By Heather Millar
I’ve been thinking a lot about when and how we patients and families decide to stop gunning for a cure, and to begin to emphasize the treatment of symptoms, to making the best of the time that is left.
As I bustled and cooked and decorated for the holidays, I listened to a book by a professional acquaintance, Knocking on Heaven’s Door: The Path to a Better Way of Death. In it, author Katy Butler describes her father’s excruciatingly slow decline: about eight years during which he lost just about everything that had made his life worth living—his academic work, exercise, social life, and finally, his ability to name all his children or even to remember the purpose of a napkin. Meanwhile, a pacemaker kept his heart beating and artificially lengthened his life long beyond the time that life was enjoyable to him, or manageable for his exhausted and over-stretched family.
Butler’s mother grew seriously ill a couple years after her husband died. After the long nightmare of her husband’s decline, Butler’s mother opted not to have more treatment for her heart condition. She faced death on her own terms and in her own way.

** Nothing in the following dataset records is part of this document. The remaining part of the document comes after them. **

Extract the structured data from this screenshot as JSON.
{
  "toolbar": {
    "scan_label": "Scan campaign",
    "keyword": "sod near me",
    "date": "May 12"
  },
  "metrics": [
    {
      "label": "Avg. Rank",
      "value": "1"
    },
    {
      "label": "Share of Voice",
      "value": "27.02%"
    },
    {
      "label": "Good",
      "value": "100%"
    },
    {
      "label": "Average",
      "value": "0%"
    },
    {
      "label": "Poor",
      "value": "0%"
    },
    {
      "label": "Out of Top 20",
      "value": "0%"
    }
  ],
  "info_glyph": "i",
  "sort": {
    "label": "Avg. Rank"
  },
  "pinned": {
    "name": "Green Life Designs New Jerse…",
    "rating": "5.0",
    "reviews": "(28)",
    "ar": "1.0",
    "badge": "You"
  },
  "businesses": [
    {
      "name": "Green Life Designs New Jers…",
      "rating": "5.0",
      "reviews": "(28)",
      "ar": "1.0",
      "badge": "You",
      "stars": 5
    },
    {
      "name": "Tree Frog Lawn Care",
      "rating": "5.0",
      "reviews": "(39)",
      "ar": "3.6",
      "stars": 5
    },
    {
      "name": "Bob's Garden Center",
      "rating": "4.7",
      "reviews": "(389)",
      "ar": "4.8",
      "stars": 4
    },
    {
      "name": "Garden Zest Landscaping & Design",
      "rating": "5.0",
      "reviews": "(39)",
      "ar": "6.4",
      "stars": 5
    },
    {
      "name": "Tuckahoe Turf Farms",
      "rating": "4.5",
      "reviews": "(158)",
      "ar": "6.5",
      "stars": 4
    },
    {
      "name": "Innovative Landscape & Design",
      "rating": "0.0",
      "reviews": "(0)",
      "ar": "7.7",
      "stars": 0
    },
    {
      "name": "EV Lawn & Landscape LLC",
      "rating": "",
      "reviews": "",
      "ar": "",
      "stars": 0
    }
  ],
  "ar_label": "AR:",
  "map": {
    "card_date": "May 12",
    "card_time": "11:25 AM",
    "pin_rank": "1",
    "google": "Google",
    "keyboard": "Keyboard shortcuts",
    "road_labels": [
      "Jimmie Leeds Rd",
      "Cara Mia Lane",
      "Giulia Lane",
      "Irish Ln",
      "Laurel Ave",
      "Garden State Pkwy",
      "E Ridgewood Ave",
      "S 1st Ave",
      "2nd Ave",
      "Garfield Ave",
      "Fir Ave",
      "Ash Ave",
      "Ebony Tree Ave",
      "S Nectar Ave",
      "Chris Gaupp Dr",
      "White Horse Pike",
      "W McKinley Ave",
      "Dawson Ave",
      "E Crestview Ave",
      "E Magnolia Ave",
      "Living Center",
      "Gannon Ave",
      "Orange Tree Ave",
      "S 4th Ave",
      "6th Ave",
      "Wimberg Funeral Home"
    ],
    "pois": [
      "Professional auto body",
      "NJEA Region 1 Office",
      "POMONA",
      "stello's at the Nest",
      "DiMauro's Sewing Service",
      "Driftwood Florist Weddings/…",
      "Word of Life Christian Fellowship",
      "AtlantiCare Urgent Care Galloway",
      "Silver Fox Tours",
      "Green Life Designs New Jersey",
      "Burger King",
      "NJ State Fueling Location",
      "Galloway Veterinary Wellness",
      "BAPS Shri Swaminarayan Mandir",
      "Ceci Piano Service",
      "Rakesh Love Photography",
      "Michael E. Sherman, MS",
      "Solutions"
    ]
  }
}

This is only the slimmest summary of Butler’s book, which is a well-reported and passionate call for a more sane way of approaching death in this country. I highly recommend reading the whole thing. Even if you are not at a treatment crossroads, even if you have years, even many years, of life yet to expect, the book will get you thinking about things that Americans generally don’t like to acknowledge: the pros and cons of invasive and/or uncomfortable treatments toward the end of life, when and if you’d like to say “No” to more treatment, how and where you’d like to spend your final days, what sorts of documents you’ll need to make sure your wishes are honored.
I finished the book just a couple days before Christmas, and strangely enough, my own mother took a turn for the worse at just that time. She got an upper respiratory infection that she couldn’t seem to shake. She stopped eating and drinking. She became vanishingly weak.
My mother has been declining for even longer than Butler’s father did. For ten years we’ve been watching the medical problems pile up: liver disease, diabetes, heart disease, kidney failure, frontal dementia (caused by tiny strokes in the brain), alcoholic dementia (caused by decades of too much booze), endless outbreaks of fungal problems and minor infections as her immune system weakens. At the same time, we’ve watched her abilities dwindle: First driving went, then cooking, then socializing, then reading, then dressing or toileting, then walking, then talking. (She has “aphasia.” That is, she still has ideas, but she can’t find the words to express them.) She used to be a whiz at bridge. Now she can barely tell the spades from the clubs. She used to be a formal and elegant dresser. Now she spends her days in a hospital bed in t-shirts and diapers.
She has been at this low point for more than three years. My values differ from my mother’s and I wouldn’t want to endure what she has endured during these last few years.
But my Mom has always been a tough fighter, crazy and determined enough to ignore unpleasant realities. She was the only woman in her law school class in 1953. She does not give up. She never lets anyone see her cry. She always made it clear that if something could be done, she wanted it done.
Except for one thing: My mother never wants to go back to the hospital. She hates the hospital: the noisiness, the generally icky food, the lack of control, the endless prodding and poking. When she still had the capacity to make decisions, her doctor managed to get her to talk about her end-of-life wishes, and she was adamant: “No more hospital!”
So here we are: My Mom has had respiratory congestion for nearly three weeks; it’s not getting better. We enrolled her in hospice care a couple days after Christmas. If we could get her to hospital, maybe more intense care would help. But maybe it wouldn’t.
As of this writing, I have no idea what’s going to happen. But because we talked it out beforehand, I do have faith that I’m following my mother’s wishes: “Do everything you can; but keep me out of the hospital.”
A couple days ago, my Mom’s beloved caregiver came downstairs stricken. “It so hard today,” she sighed. “She wants me to do more. She keeps saying, “Do more!” But we’re doing all that’s possible in a home setting.”
We’re doing all we can under the parameters that my mother chose. It doesn’t make it easy, but it does make things more clear. Now, hospice is the right choice for my Mom.
One of the major points of the book, Knocking on Heaven’s Gate is that we need to be more pro-active about the end of life. We need to think about it. We need to talk about it. We need to look hard at whether complicated treatments are worth the cost and suffering. We need to think about whether we want the latest gadget or experimental drug, or whether we’d rather opt for hospice, and peaceful last days far from the hustle-bustle of the hospital. The answers will be different for everyone.
But we need to make the effort. As a society, we’ve largely lost the framework for this universal experience—end of life—so we need to craft an approach that works for each patient, and that’s clear for each family. I’m so grateful that my mother’s doctor forced her to make her wishes known before her mental abilities slipped too far.
Have you talked things out with your family? How did it go? Let us know here.